MUHAMMADIYAH.OR.ID, JAKARTA – Indonesia cannot be treated as an inanimate object, subject to arbitrary control or ownership by any single entity. This nation belongs to all and is a living entity.
Quoting a national hero Soepomo at the Investigating Committee for Preparatory Work for Indonesian Independence (BPUPKI) meeting, Indonesia was envisioned to be physically built and a living nation. Soekarno also mentioned that the state is for all and doesn’t exclusively belong to any particular group.
Furthermore, Moh. Hatta explained Article 3 of the 1945 Constitution that the economy shall be structured as a joint enterprise by virtue of the principles of kinship and controlled by the state for the livelihood of the people at large.
President of Muhammadiyah Haedar Nashir mentioned that Indonesia is not supposed to confront crucial issues of welfare, social justice, and humanity. Indonesia was founded from critical notions examined over extended periods, from the national movement, the BPUPKI, to the Constituent Assembly.
According to Haedar, the current intricate problems in Indonesia, such as widespread corruption, foreign debt, structural poverty, uncontrollable business, and political oligarchies, are remnants of the elites’ failure to uphold and remain loyal to the foundations laid by the nation’s founders.
“Our present challenge as a nation lies in the lack of continuity in nurturing the fundamental ideas set by our founding figures. In fact, it is found tendencies of distortion, stagnation, and deviation,” said Haedar at the Gagas RI, a public forum initiated by Kompas Gramedia, raising a theme of ‘Economy, Justice, and Humanity.
As Indonesia’s 78th anniversary of independence approaches, the elites must reflect on the goal of founding Indonesia and evaluate fundamental problems threatening its existence of Indonesia.
“Let’s create a checklist to ensure accumulated practices over certain periods align with notions of Soekarno, Moh. Hatta, and other founding fathers. I’m sure the implementations against the ideas. Thus, we have to think about how to break free from this oligarchy,” said Haedar.
Furthermore, Indonesia has five existential principles that underpin Indonesia’s struggle for independence, as encapsulated in the constitution. These principles should be earnestly embraced by policymakers.
First, as an independent state, Indonesia firmly opposes all forms of colonization worldwide. Second, Indonesia’s independence was achieved through the grace of God the Almighty and the noble desire of its people. Third, post-independence, Indonesia aspires to establish a genuinely independent, united, sovereign, just, and prosperous nation. Fourth, Pancasila serves as the state ideology, guiding all actions and endeavors. Last, it is the constitutional duty of the Indonesian government perpetually to safeguard the nation’s heritage, advance the people’s welfare, foster national development, and uphold global peace.

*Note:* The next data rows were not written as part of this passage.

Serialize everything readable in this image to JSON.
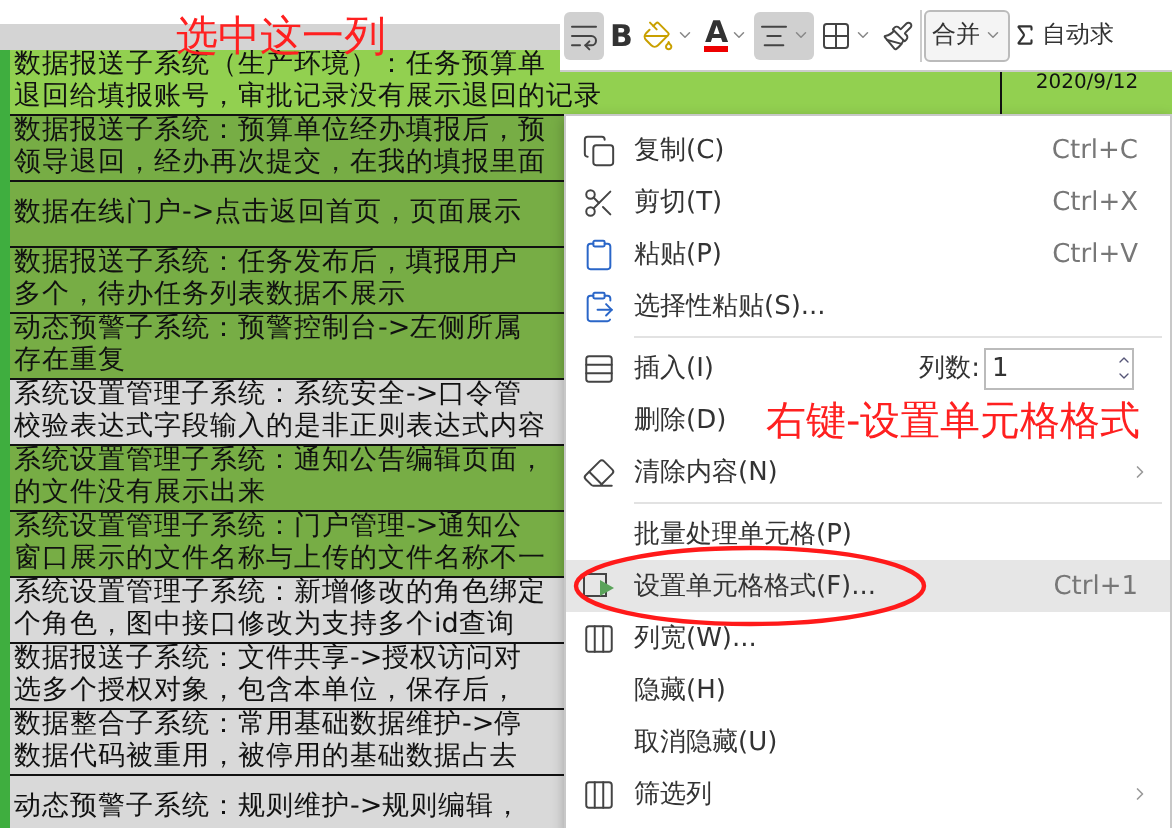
{
  "column_header": {
    "annotation": "选中这一列"
  },
  "toolbar": {
    "buttons": [
      {
        "kind": "wrap",
        "selected": true
      },
      {
        "kind": "bold",
        "label": "B",
        "selected": false
      },
      {
        "kind": "fill",
        "selected": false
      },
      {
        "kind": "font_color",
        "label": "A",
        "selected": false
      },
      {
        "kind": "align",
        "selected": true
      },
      {
        "kind": "border",
        "selected": false
      },
      {
        "kind": "painter",
        "selected": false
      }
    ],
    "merge": {
      "label": "合并"
    },
    "autosum": {
      "label": "自动求"
    }
  },
  "rows": [
    {
      "color": "#92d050",
      "lines": [
        "数据报送子系统（生产环境）：任务预算单",
        "退回给填报账号，审批记录没有展示退回的记录"
      ],
      "date": "2020/9/12"
    },
    {
      "color": "#77ad45",
      "lines": [
        "数据报送子系统：预算单位经办填报后，预",
        "领导退回，经办再次提交，在我的填报里面"
      ]
    },
    {
      "color": "#77ad45",
      "lines": [
        "数据在线门户->点击返回首页，页面展示"
      ]
    },
    {
      "color": "#77ad45",
      "lines": [
        "数据报送子系统：任务发布后，填报用户",
        "多个，待办任务列表数据不展示"
      ]
    },
    {
      "color": "#77ad45",
      "lines": [
        "动态预警子系统：预警控制台->左侧所属",
        "存在重复"
      ]
    },
    {
      "color": "#d9d9d9",
      "lines": [
        "系统设置管理子系统：系统安全->口令管",
        "校验表达式字段输入的是非正则表达式内容"
      ]
    },
    {
      "color": "#77ad45",
      "lines": [
        "系统设置管理子系统：通知公告编辑页面，",
        "的文件没有展示出来"
      ]
    },
    {
      "color": "#77ad45",
      "lines": [
        "系统设置管理子系统：门户管理->通知公",
        "窗口展示的文件名称与上传的文件名称不一"
      ]
    },
    {
      "color": "#d9d9d9",
      "lines": [
        "系统设置管理子系统：新增修改的角色绑定",
        "个角色，图中接口修改为支持多个id查询"
      ]
    },
    {
      "color": "#d9d9d9",
      "lines": [
        "数据报送子系统：文件共享->授权访问对",
        "选多个授权对象，包含本单位，保存后，"
      ]
    },
    {
      "color": "#d9d9d9",
      "lines": [
        "数据整合子系统：常用基础数据维护->停",
        "数据代码被重用，被停用的基础数据占去"
      ]
    },
    {
      "color": "#d9d9d9",
      "lines": [
        "动态预警子系统：规则维护->规则编辑，"
      ]
    }
  ],
  "context_menu": {
    "annotation": "右键-设置单元格格式",
    "items": [
      {
        "kind": "item",
        "label": "复制(C)",
        "shortcut": "Ctrl+C",
        "selected": false
      },
      {
        "kind": "item",
        "label": "剪切(T)",
        "shortcut": "Ctrl+X",
        "selected": false
      },
      {
        "kind": "item",
        "label": "粘贴(P)",
        "shortcut": "Ctrl+V",
        "selected": false
      },
      {
        "kind": "item",
        "label": "选择性粘贴(S)...",
        "selected": false
      },
      {
        "kind": "separator"
      },
      {
        "kind": "insert",
        "label": "插入(I)",
        "count_label": "列数:",
        "count_value": "1",
        "selected": false
      },
      {
        "kind": "item",
        "label": "删除(D)",
        "selected": false
      },
      {
        "kind": "item",
        "label": "清除内容(N)",
        "submenu": true,
        "selected": false
      },
      {
        "kind": "separator"
      },
      {
        "kind": "item",
        "label": "批量处理单元格(P)",
        "selected": false
      },
      {
        "kind": "item",
        "label": "设置单元格格式(F)...",
        "shortcut": "Ctrl+1",
        "selected": true,
        "circled": true
      },
      {
        "kind": "item",
        "label": "列宽(W)...",
        "selected": false
      },
      {
        "kind": "item",
        "label": "隐藏(H)",
        "selected": false
      },
      {
        "kind": "item",
        "label": "取消隐藏(U)",
        "selected": false
      },
      {
        "kind": "item",
        "label": "筛选列",
        "submenu": true,
        "selected": false
      }
    ]
  }
}
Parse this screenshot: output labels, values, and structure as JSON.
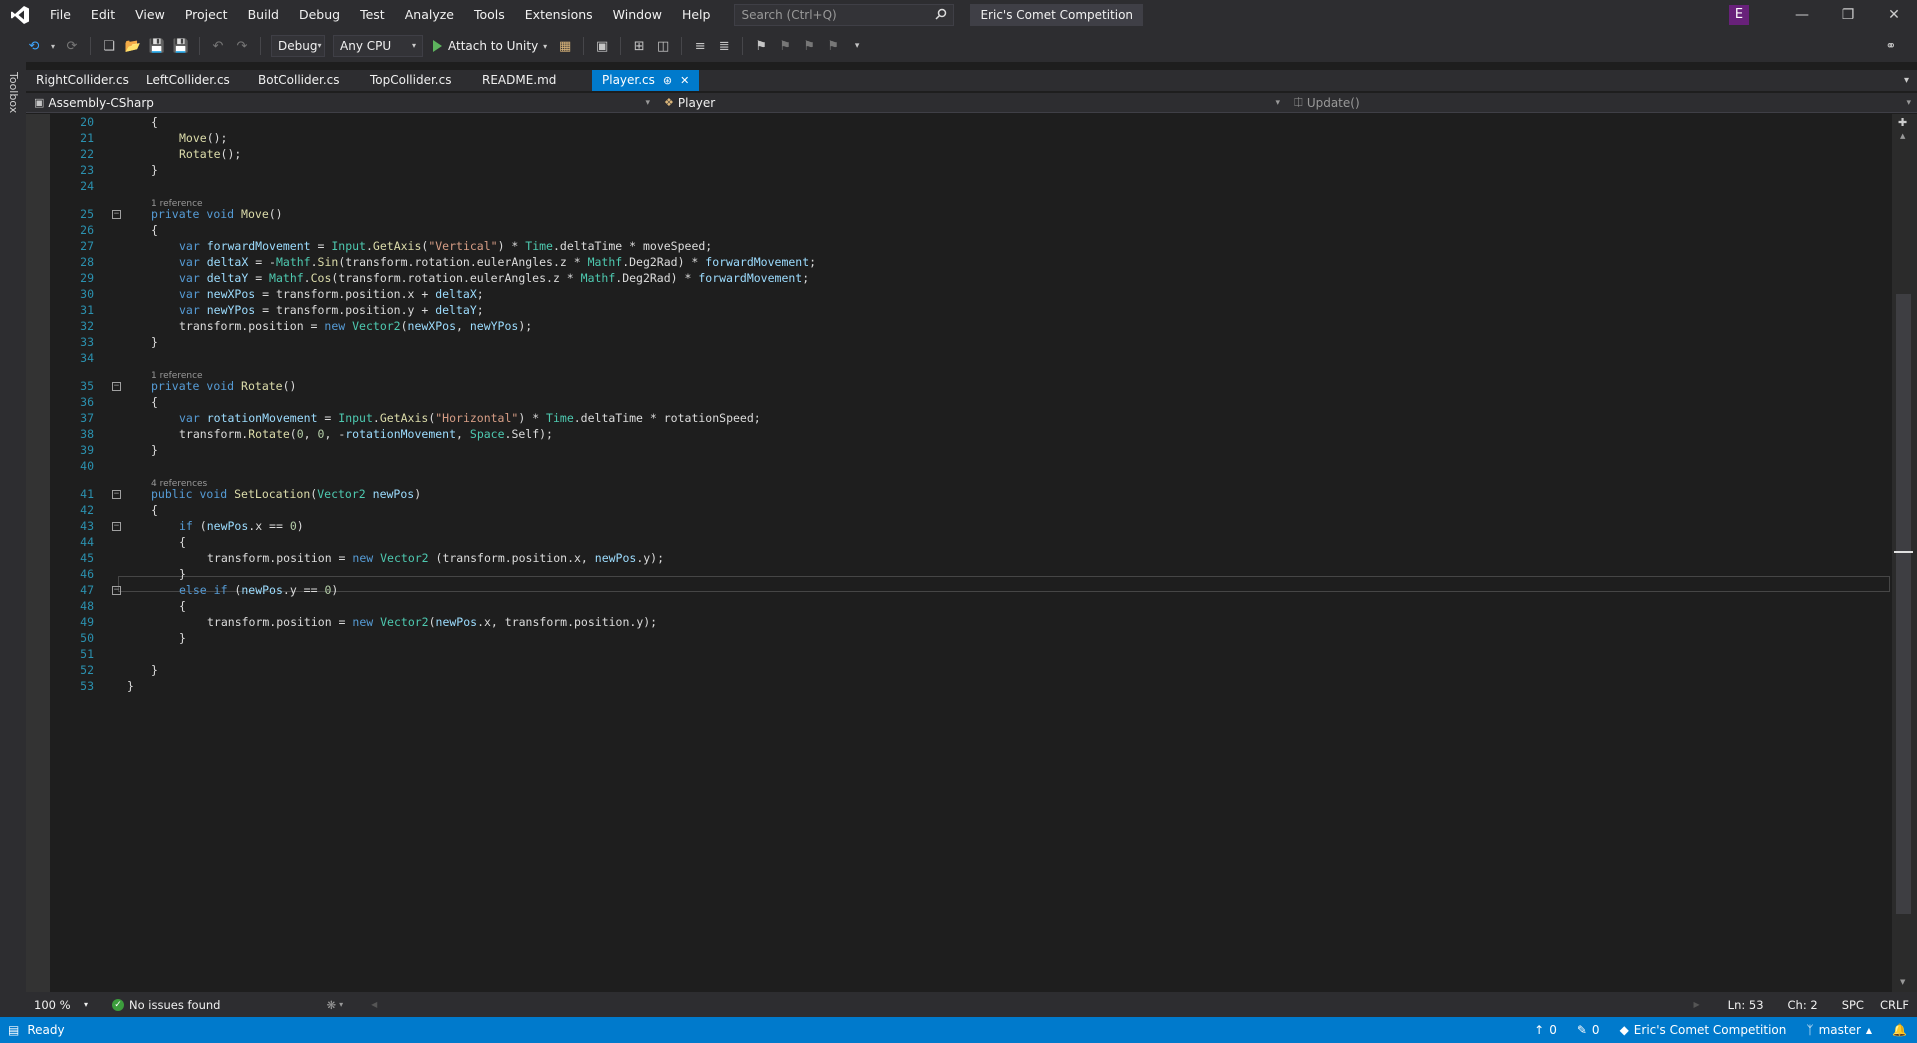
{
  "menu": {
    "items": [
      "File",
      "Edit",
      "View",
      "Project",
      "Build",
      "Debug",
      "Test",
      "Analyze",
      "Tools",
      "Extensions",
      "Window",
      "Help"
    ],
    "search_placeholder": "Search (Ctrl+Q)",
    "solution_name": "Eric's Comet Competition",
    "avatar_letter": "E"
  },
  "toolbar": {
    "config": "Debug",
    "platform": "Any CPU",
    "attach_label": "Attach to Unity"
  },
  "toolbox_label": "Toolbox",
  "tabs": [
    {
      "label": "RightCollider.cs",
      "active": false
    },
    {
      "label": "LeftCollider.cs",
      "active": false
    },
    {
      "label": "BotCollider.cs",
      "active": false
    },
    {
      "label": "TopCollider.cs",
      "active": false
    },
    {
      "label": "README.md",
      "active": false
    },
    {
      "label": "Player.cs",
      "active": true
    }
  ],
  "nav": {
    "project": "Assembly-CSharp",
    "type": "Player",
    "member": "Update()"
  },
  "code": [
    {
      "n": "20",
      "indent": 1,
      "html": "{"
    },
    {
      "n": "21",
      "indent": 2,
      "html": "<span class='fn'>Move</span>();"
    },
    {
      "n": "22",
      "indent": 2,
      "html": "<span class='fn'>Rotate</span>();"
    },
    {
      "n": "23",
      "indent": 1,
      "html": "}"
    },
    {
      "n": "24",
      "indent": 0,
      "html": ""
    },
    {
      "n": "",
      "ref": "1 reference"
    },
    {
      "n": "25",
      "indent": 1,
      "fold": true,
      "html": "<span class='kw'>private</span> <span class='kw'>void</span> <span class='fn'>Move</span>()"
    },
    {
      "n": "26",
      "indent": 1,
      "html": "{"
    },
    {
      "n": "27",
      "indent": 2,
      "html": "<span class='kw'>var</span> <span class='var'>forwardMovement</span> = <span class='ty'>Input</span>.<span class='fn'>GetAxis</span>(<span class='str'>\"Vertical\"</span>) * <span class='ty'>Time</span>.deltaTime * moveSpeed;"
    },
    {
      "n": "28",
      "indent": 2,
      "html": "<span class='kw'>var</span> <span class='var'>deltaX</span> = -<span class='ty'>Mathf</span>.<span class='fn'>Sin</span>(transform.rotation.eulerAngles.z * <span class='ty'>Mathf</span>.Deg2Rad) * <span class='var'>forwardMovement</span>;"
    },
    {
      "n": "29",
      "indent": 2,
      "html": "<span class='kw'>var</span> <span class='var'>deltaY</span> = <span class='ty'>Mathf</span>.<span class='fn'>Cos</span>(transform.rotation.eulerAngles.z * <span class='ty'>Mathf</span>.Deg2Rad) * <span class='var'>forwardMovement</span>;"
    },
    {
      "n": "30",
      "indent": 2,
      "html": "<span class='kw'>var</span> <span class='var'>newXPos</span> = transform.position.x + <span class='var'>deltaX</span>;"
    },
    {
      "n": "31",
      "indent": 2,
      "html": "<span class='kw'>var</span> <span class='var'>newYPos</span> = transform.position.y + <span class='var'>deltaY</span>;"
    },
    {
      "n": "32",
      "indent": 2,
      "html": "transform.position = <span class='kw'>new</span> <span class='ty'>Vector2</span>(<span class='var'>newXPos</span>, <span class='var'>newYPos</span>);"
    },
    {
      "n": "33",
      "indent": 1,
      "html": "}"
    },
    {
      "n": "34",
      "indent": 0,
      "html": ""
    },
    {
      "n": "",
      "ref": "1 reference"
    },
    {
      "n": "35",
      "indent": 1,
      "fold": true,
      "html": "<span class='kw'>private</span> <span class='kw'>void</span> <span class='fn'>Rotate</span>()"
    },
    {
      "n": "36",
      "indent": 1,
      "html": "{"
    },
    {
      "n": "37",
      "indent": 2,
      "html": "<span class='kw'>var</span> <span class='var'>rotationMovement</span> = <span class='ty'>Input</span>.<span class='fn'>GetAxis</span>(<span class='str'>\"Horizontal\"</span>) * <span class='ty'>Time</span>.deltaTime * rotationSpeed;"
    },
    {
      "n": "38",
      "indent": 2,
      "html": "transform.<span class='fn'>Rotate</span>(<span class='num'>0</span>, <span class='num'>0</span>, -<span class='var'>rotationMovement</span>, <span class='ty'>Space</span>.Self);"
    },
    {
      "n": "39",
      "indent": 1,
      "html": "}"
    },
    {
      "n": "40",
      "indent": 0,
      "html": ""
    },
    {
      "n": "",
      "ref": "4 references"
    },
    {
      "n": "41",
      "indent": 1,
      "fold": true,
      "html": "<span class='kw'>public</span> <span class='kw'>void</span> <span class='fn'>SetLocation</span>(<span class='ty'>Vector2</span> <span class='var'>newPos</span>)"
    },
    {
      "n": "42",
      "indent": 1,
      "html": "{"
    },
    {
      "n": "43",
      "indent": 2,
      "fold": true,
      "html": "<span class='kw'>if</span> (<span class='var'>newPos</span>.x == <span class='num'>0</span>)"
    },
    {
      "n": "44",
      "indent": 2,
      "html": "{"
    },
    {
      "n": "45",
      "indent": 3,
      "html": "transform.position = <span class='kw'>new</span> <span class='ty'>Vector2</span> (transform.position.x, <span class='var'>newPos</span>.y);"
    },
    {
      "n": "46",
      "indent": 2,
      "html": "}"
    },
    {
      "n": "47",
      "indent": 2,
      "fold": true,
      "html": "<span class='kw'>else</span> <span class='kw'>if</span> (<span class='var'>newPos</span>.y == <span class='num'>0</span>)"
    },
    {
      "n": "48",
      "indent": 2,
      "html": "{"
    },
    {
      "n": "49",
      "indent": 3,
      "html": "transform.position = <span class='kw'>new</span> <span class='ty'>Vector2</span>(<span class='var'>newPos</span>.x, transform.position.y);"
    },
    {
      "n": "50",
      "indent": 2,
      "html": "}"
    },
    {
      "n": "51",
      "indent": 0,
      "html": ""
    },
    {
      "n": "52",
      "indent": 1,
      "html": "}"
    },
    {
      "n": "53",
      "indent": 0,
      "html": "}"
    }
  ],
  "editor_status": {
    "zoom": "100 %",
    "issues": "No issues found",
    "line": "Ln: 53",
    "col": "Ch: 2",
    "whitespace": "SPC",
    "line_ending": "CRLF"
  },
  "statusbar": {
    "state": "Ready",
    "up_count": "0",
    "pending_count": "0",
    "repo": "Eric's Comet Competition",
    "branch": "master"
  },
  "colors": {
    "accent": "#007acc",
    "chrome": "#2d2d30",
    "editor_bg": "#1e1e1e"
  }
}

In addition, Indonesia also possesses three intrinsic values that preserve the gift of independence: Pancasila, religious, and noble cultural values.
“These five principles are essentially the lifeblood of Indonesia. The question before us now is whether the elites, the state officials, and all components of the nation, including the people, truly internalize these principles and the essence of Indonesia, and implement them in national life. This requires us to ensure it and see that there are some deviations, stagnation, and distortions,” said Haedar.